*Task material*
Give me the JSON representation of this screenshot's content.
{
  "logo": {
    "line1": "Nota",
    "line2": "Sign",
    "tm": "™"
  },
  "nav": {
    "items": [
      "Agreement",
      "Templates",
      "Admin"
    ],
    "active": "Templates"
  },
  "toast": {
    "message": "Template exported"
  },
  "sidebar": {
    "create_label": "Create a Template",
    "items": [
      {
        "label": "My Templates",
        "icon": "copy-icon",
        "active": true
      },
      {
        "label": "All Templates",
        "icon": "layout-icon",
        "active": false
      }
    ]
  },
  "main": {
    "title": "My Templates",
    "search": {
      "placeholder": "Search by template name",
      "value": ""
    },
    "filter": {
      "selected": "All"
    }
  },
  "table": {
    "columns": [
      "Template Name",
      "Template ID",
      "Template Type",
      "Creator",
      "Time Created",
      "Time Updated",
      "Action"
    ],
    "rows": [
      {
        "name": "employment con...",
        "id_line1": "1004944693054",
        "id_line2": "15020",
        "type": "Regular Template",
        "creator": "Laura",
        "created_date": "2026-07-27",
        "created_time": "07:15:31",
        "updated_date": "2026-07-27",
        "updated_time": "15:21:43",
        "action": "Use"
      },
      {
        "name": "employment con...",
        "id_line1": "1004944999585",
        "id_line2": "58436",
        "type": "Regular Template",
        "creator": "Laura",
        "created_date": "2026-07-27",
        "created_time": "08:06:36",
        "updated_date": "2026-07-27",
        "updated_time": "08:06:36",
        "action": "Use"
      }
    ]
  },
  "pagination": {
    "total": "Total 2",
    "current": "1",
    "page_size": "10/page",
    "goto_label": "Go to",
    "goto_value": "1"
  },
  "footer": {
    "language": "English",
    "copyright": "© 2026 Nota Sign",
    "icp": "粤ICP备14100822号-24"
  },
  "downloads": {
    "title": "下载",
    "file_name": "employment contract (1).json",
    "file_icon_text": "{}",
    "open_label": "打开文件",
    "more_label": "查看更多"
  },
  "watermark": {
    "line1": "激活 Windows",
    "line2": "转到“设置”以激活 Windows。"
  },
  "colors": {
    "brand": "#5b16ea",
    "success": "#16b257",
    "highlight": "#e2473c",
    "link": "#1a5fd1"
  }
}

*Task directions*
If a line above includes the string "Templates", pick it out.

*Task answer*
      "Templates",
    "active": "Templates"
        "label": "My Templates",
        "label": "All Templates",
    "title": "My Templates",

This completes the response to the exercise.